Police did not obtain a warrant before drawing the man’s blood against his will after he was involved in a one-vehicle car accident in June 2011 in Absecon. The man’s cousin was killed in the accident.
A judge has now ruled that police had an opportunity to obtain a warrant by phone, by calling a judge from the accident scene, which means that the circumstances alone did not merit a forcible blood draw.
Ordering a blood draw in that case, the judge ruled, constituted an illegal search and seizure in light of the Supreme Court’s ruling.
The state has said it will appeal this ruling.

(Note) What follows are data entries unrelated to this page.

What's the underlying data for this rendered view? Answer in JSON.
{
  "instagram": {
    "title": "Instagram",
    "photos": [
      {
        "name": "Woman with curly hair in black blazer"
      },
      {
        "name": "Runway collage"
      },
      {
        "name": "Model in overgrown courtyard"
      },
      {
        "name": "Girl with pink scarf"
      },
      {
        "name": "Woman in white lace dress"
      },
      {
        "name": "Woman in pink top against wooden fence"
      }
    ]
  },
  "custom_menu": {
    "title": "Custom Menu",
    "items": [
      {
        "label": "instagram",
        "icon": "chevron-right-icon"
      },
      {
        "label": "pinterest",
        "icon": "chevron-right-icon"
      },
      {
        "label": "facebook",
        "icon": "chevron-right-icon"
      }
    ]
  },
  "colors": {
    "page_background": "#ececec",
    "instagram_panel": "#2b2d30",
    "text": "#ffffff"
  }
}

This case illustrates the fact that police and prosecutors in New Jersey must respect the constitutional rights of DWI suspects and defendants. They are bound by a number of state and federal laws when collecting evidence and building a case, and when they overstep these boundaries, they may infringe on the rights of New Jersey residents. Defendants of DWI charges should seek criminal defense counsel in order to ensure that their rights are protected.
Source: Press of Atlantic City, “Alcohol test in 2011 Absecon fatal crash ruled inadmissible in wake of U.S. Supreme Court decision,” Linda Cohen, Sept. 26, 2013